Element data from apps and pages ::
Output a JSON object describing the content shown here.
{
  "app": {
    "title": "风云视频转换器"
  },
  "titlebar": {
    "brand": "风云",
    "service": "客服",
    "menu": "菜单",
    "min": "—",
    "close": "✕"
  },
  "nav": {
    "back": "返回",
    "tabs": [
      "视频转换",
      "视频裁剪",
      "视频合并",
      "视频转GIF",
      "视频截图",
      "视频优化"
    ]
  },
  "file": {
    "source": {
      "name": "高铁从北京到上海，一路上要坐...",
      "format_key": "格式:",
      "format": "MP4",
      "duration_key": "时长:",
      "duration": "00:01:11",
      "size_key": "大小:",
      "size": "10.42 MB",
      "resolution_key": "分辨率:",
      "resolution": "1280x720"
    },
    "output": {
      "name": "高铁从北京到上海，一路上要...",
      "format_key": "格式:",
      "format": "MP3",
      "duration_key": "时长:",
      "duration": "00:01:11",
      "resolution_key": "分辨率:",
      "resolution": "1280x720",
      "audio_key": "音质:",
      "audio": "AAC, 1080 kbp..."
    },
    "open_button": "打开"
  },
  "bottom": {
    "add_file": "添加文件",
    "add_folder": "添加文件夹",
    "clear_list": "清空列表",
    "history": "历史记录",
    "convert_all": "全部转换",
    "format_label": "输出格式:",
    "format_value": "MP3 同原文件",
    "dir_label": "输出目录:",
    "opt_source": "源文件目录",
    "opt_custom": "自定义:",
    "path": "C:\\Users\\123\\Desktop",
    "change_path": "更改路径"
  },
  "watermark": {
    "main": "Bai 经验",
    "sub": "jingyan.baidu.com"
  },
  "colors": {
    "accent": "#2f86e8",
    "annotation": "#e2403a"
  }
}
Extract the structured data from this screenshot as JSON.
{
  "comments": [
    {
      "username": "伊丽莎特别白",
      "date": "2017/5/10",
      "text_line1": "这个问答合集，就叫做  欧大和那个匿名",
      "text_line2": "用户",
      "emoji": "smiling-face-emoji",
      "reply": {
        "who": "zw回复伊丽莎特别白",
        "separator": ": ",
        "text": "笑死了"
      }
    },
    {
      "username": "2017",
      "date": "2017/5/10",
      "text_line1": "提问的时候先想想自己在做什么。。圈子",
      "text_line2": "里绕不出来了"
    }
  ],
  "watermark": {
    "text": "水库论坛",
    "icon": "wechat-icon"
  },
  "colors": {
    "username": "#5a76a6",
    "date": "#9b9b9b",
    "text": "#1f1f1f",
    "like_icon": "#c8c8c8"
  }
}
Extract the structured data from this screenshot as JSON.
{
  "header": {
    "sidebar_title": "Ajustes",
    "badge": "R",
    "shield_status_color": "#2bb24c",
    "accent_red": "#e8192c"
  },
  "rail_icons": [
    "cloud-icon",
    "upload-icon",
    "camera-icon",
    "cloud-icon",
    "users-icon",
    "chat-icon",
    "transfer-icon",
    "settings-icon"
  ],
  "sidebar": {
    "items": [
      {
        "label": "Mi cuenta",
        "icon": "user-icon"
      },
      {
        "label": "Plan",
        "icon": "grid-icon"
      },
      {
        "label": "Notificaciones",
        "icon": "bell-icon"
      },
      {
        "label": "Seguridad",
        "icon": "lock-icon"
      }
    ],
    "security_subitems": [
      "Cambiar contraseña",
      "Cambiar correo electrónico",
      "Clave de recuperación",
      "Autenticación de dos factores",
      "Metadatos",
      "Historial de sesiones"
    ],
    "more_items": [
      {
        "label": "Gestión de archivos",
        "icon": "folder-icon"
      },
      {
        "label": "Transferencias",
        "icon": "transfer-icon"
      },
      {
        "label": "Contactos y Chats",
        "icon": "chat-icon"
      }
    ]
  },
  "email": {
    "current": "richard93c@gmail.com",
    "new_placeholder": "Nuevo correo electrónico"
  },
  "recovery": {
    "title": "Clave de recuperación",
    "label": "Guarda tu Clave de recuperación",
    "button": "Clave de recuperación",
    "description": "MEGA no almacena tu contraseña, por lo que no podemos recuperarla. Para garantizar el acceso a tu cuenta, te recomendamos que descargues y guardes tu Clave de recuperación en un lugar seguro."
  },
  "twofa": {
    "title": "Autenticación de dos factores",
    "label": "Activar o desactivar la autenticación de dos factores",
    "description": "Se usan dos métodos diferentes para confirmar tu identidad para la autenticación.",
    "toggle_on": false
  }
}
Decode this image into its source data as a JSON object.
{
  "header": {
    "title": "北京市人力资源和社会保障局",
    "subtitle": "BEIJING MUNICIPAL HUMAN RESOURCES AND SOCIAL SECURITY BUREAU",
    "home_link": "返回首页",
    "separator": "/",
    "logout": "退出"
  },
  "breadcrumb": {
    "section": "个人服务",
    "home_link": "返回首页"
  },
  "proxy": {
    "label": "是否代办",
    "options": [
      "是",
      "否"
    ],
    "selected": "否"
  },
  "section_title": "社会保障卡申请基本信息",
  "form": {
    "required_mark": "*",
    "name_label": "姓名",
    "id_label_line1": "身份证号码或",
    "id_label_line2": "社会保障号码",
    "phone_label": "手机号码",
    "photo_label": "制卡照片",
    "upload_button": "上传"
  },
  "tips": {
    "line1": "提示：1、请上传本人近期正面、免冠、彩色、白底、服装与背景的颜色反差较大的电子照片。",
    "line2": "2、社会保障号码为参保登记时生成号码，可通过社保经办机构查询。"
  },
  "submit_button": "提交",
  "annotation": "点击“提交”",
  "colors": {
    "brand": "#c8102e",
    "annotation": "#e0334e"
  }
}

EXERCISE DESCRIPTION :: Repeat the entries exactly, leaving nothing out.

RESPONSE BELOW ::
Output a JSON object describing the content shown here.
{
  "app": {
    "title": "风云视频转换器"
  },
  "titlebar": {
    "brand": "风云",
    "service": "客服",
    "menu": "菜单",
    "min": "—",
    "close": "✕"
  },
  "nav": {
    "back": "返回",
    "tabs": [
      "视频转换",
      "视频裁剪",
      "视频合并",
      "视频转GIF",
      "视频截图",
      "视频优化"
    ]
  },
  "file": {
    "source": {
      "name": "高铁从北京到上海，一路上要坐...",
      "format_key": "格式:",
      "format": "MP4",
      "duration_key": "时长:",
      "duration": "00:01:11",
      "size_key": "大小:",
      "size": "10.42 MB",
      "resolution_key": "分辨率:",
      "resolution": "1280x720"
    },
    "output": {
      "name": "高铁从北京到上海，一路上要...",
      "format_key": "格式:",
      "format": "MP3",
      "duration_key": "时长:",
      "duration": "00:01:11",
      "resolution_key": "分辨率:",
      "resolution": "1280x720",
      "audio_key": "音质:",
      "audio": "AAC, 1080 kbp..."
    },
    "open_button": "打开"
  },
  "bottom": {
    "add_file": "添加文件",
    "add_folder": "添加文件夹",
    "clear_list": "清空列表",
    "history": "历史记录",
    "convert_all": "全部转换",
    "format_label": "输出格式:",
    "format_value": "MP3 同原文件",
    "dir_label": "输出目录:",
    "opt_source": "源文件目录",
    "opt_custom": "自定义:",
    "path": "C:\\Users\\123\\Desktop",
    "change_path": "更改路径"
  },
  "watermark": {
    "main": "Bai 经验",
    "sub": "jingyan.baidu.com"
  },
  "colors": {
    "accent": "#2f86e8",
    "annotation": "#e2403a"
  }
}
Extract the structured data from this screenshot as JSON.
{
  "comments": [
    {
      "username": "伊丽莎特别白",
      "date": "2017/5/10",
      "text_line1": "这个问答合集，就叫做  欧大和那个匿名",
      "text_line2": "用户",
      "emoji": "smiling-face-emoji",
      "reply": {
        "who": "zw回复伊丽莎特别白",
        "separator": ": ",
        "text": "笑死了"
      }
    },
    {
      "username": "2017",
      "date": "2017/5/10",
      "text_line1": "提问的时候先想想自己在做什么。。圈子",
      "text_line2": "里绕不出来了"
    }
  ],
  "watermark": {
    "text": "水库论坛",
    "icon": "wechat-icon"
  },
  "colors": {
    "username": "#5a76a6",
    "date": "#9b9b9b",
    "text": "#1f1f1f",
    "like_icon": "#c8c8c8"
  }
}
Extract the structured data from this screenshot as JSON.
{
  "header": {
    "sidebar_title": "Ajustes",
    "badge": "R",
    "shield_status_color": "#2bb24c",
    "accent_red": "#e8192c"
  },
  "rail_icons": [
    "cloud-icon",
    "upload-icon",
    "camera-icon",
    "cloud-icon",
    "users-icon",
    "chat-icon",
    "transfer-icon",
    "settings-icon"
  ],
  "sidebar": {
    "items": [
      {
        "label": "Mi cuenta",
        "icon": "user-icon"
      },
      {
        "label": "Plan",
        "icon": "grid-icon"
      },
      {
        "label": "Notificaciones",
        "icon": "bell-icon"
      },
      {
        "label": "Seguridad",
        "icon": "lock-icon"
      }
    ],
    "security_subitems": [
      "Cambiar contraseña",
      "Cambiar correo electrónico",
      "Clave de recuperación",
      "Autenticación de dos factores",
      "Metadatos",
      "Historial de sesiones"
    ],
    "more_items": [
      {
        "label": "Gestión de archivos",
        "icon": "folder-icon"
      },
      {
        "label": "Transferencias",
        "icon": "transfer-icon"
      },
      {
        "label": "Contactos y Chats",
        "icon": "chat-icon"
      }
    ]
  },
  "email": {
    "current": "richard93c@gmail.com",
    "new_placeholder": "Nuevo correo electrónico"
  },
  "recovery": {
    "title": "Clave de recuperación",
    "label": "Guarda tu Clave de recuperación",
    "button": "Clave de recuperación",
    "description": "MEGA no almacena tu contraseña, por lo que no podemos recuperarla. Para garantizar el acceso a tu cuenta, te recomendamos que descargues y guardes tu Clave de recuperación en un lugar seguro."
  },
  "twofa": {
    "title": "Autenticación de dos factores",
    "label": "Activar o desactivar la autenticación de dos factores",
    "description": "Se usan dos métodos diferentes para confirmar tu identidad para la autenticación.",
    "toggle_on": false
  }
}
Decode this image into its source data as a JSON object.
{
  "header": {
    "title": "北京市人力资源和社会保障局",
    "subtitle": "BEIJING MUNICIPAL HUMAN RESOURCES AND SOCIAL SECURITY BUREAU",
    "home_link": "返回首页",
    "separator": "/",
    "logout": "退出"
  },
  "breadcrumb": {
    "section": "个人服务",
    "home_link": "返回首页"
  },
  "proxy": {
    "label": "是否代办",
    "options": [
      "是",
      "否"
    ],
    "selected": "否"
  },
  "section_title": "社会保障卡申请基本信息",
  "form": {
    "required_mark": "*",
    "name_label": "姓名",
    "id_label_line1": "身份证号码或",
    "id_label_line2": "社会保障号码",
    "phone_label": "手机号码",
    "photo_label": "制卡照片",
    "upload_button": "上传"
  },
  "tips": {
    "line1": "提示：1、请上传本人近期正面、免冠、彩色、白底、服装与背景的颜色反差较大的电子照片。",
    "line2": "2、社会保障号码为参保登记时生成号码，可通过社保经办机构查询。"
  },
  "submit_button": "提交",
  "annotation": "点击“提交”",
  "colors": {
    "brand": "#c8102e",
    "annotation": "#e0334e"
  }
}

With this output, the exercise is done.